Maybe I could use a custom sprite effect to sum over the pixels and then render the result into a new texture. Any ideas are welcome.

If you create a render target with the mipmap flag enabled, it should automatically downsample to a single pixel on the smallest mipmap level. The pixel’s value will be the average of the entire texture. Multiplying this one pixel by the total pixel count should get you the sum.

I never tried that with cube textures, it should work the same though. You just have to do it for all 6 cube faces.

Thanks, that’s a great idea! Can I somehow access the generated mipmap outside of the shader?

If you want to access the mipmap from the CPU you can just specify the mipmap level in the GetData call, or do you mean something different?

Hi @markus,

That’s what I was looking for, thanks. I compared both methods - they yield the same results - and interestingly (but not intuitively), the mipmap solution is slower!?

Here is a code snippet for both functions (tex has dimensions of 512x512 pixels).

    float GetPixelMean(Texture2D tex)
    {
        SW.Start();
        int N = tex.Width * tex.Height;
        float[] PixelValue = new float[N];
        tex.GetData(PixelValue);

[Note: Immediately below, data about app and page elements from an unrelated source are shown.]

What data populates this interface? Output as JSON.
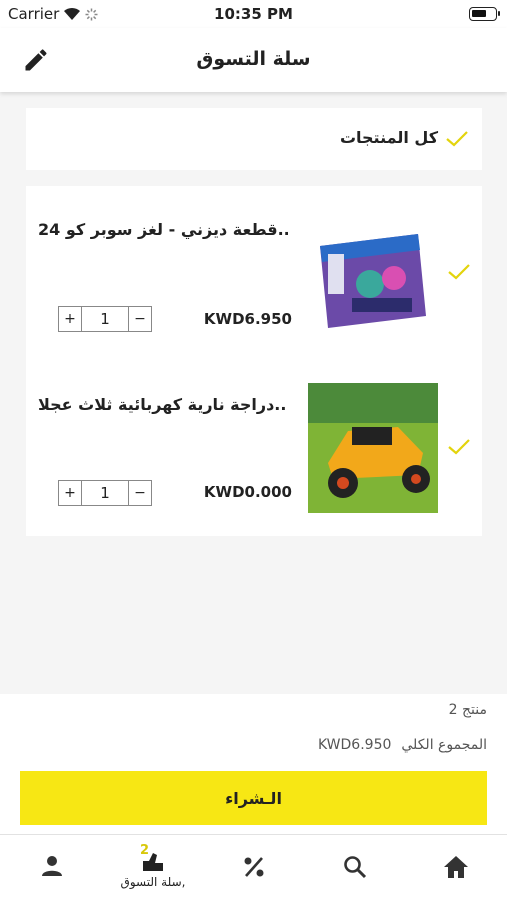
{
  "status_bar": {
    "carrier": "Carrier",
    "time": "10:35 PM"
  },
  "header": {
    "title": "سلة التسوق"
  },
  "select_all": {
    "label": "كل المنتجات"
  },
  "items": [
    {
      "name": "24 قطعة ديزني - لغز سوبر كو...",
      "price": "KWD6.950",
      "quantity": "1",
      "plus": "+",
      "minus": "−"
    },
    {
      "name": "دراجة نارية كهربائية ثلاث عجلا...",
      "price": "KWD0.000",
      "quantity": "1",
      "plus": "+",
      "minus": "−"
    }
  ],
  "summary": {
    "count": "2 منتج",
    "total_label": "المجموع الكلي",
    "total_value": "KWD6.950"
  },
  "checkout": {
    "label": "الـشراء"
  },
  "tabs": {
    "cart_label": "سلة التسوق,",
    "cart_badge": "2"
  },
  "colors": {
    "accent": "#f7e714",
    "check": "#e3d40c"
  }
}
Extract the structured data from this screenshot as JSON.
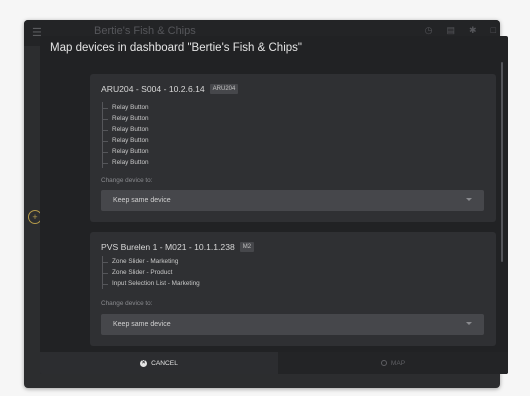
{
  "app": {
    "topbar_title": "Bertie's Fish & Chips"
  },
  "modal": {
    "title": "Map devices in dashboard \"Bertie's Fish & Chips\"",
    "change_label": "Change device to:",
    "devices": [
      {
        "name": "ARU204 - S004 - 10.2.6.14",
        "tag": "ARU204",
        "widgets": [
          "Relay Button",
          "Relay Button",
          "Relay Button",
          "Relay Button",
          "Relay Button",
          "Relay Button"
        ],
        "selected": "Keep same device"
      },
      {
        "name": "PVS Burelen 1 - M021 - 10.1.1.238",
        "tag": "M2",
        "widgets": [
          "Zone Slider - Marketing",
          "Zone Slider - Product",
          "Input Selection List - Marketing"
        ],
        "selected": "Keep same device"
      }
    ],
    "cancel_label": "CANCEL",
    "map_label": "MAP"
  }
}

        float Sum = 0;
        for (int i = 0; i < PixelValue.Length; i++)
        {
            Sum += PixelValue[i];
        }

        long Time = SW.ElapsedTicks;
        SW.Stop();
        Console.WriteLine("Elapsed ticks: " + Time);

        return Sum / N;
    }

    float GetPixelMeanMipMap(Texture2D tex)
    {
        SW.Start();
        float[] PixelValue = new float[1];
        tex.GetData(tex.LevelCount - 1, null, PixelValue, 0, 1);

        long Time = SW.ElapsedTicks;
        SW.Stop();
        Console.WriteLine("Elapsed ticks: " + Time);

        return PixelValue[0];
    }

Maybe the GetData<>() call is the bottleneck?

Calling GetData forces the CPU and GPU to synchronize, which can be very costly. See here for more info:
https://msdn.microsoft.com/en-us/library/windows/desktop/bb205132(v=vs.85).aspx#Accessing

Yeah, it does help quite a lot once I scale up the texture size.

Hello @AcidFaucent,

Just for the sake of completeness, I compared the numerical results from the hemicube approach with analytical results in two simple cases:

  1. Parallel plates or same dimensions.
  2. Parallel discs with radius r and 5r.

The maximum error (green) is somewhere around 30 % and is smallest for view factors between 0.2 and 0.5.

It would be interesting to check out how the dual-paraboloid solution compares.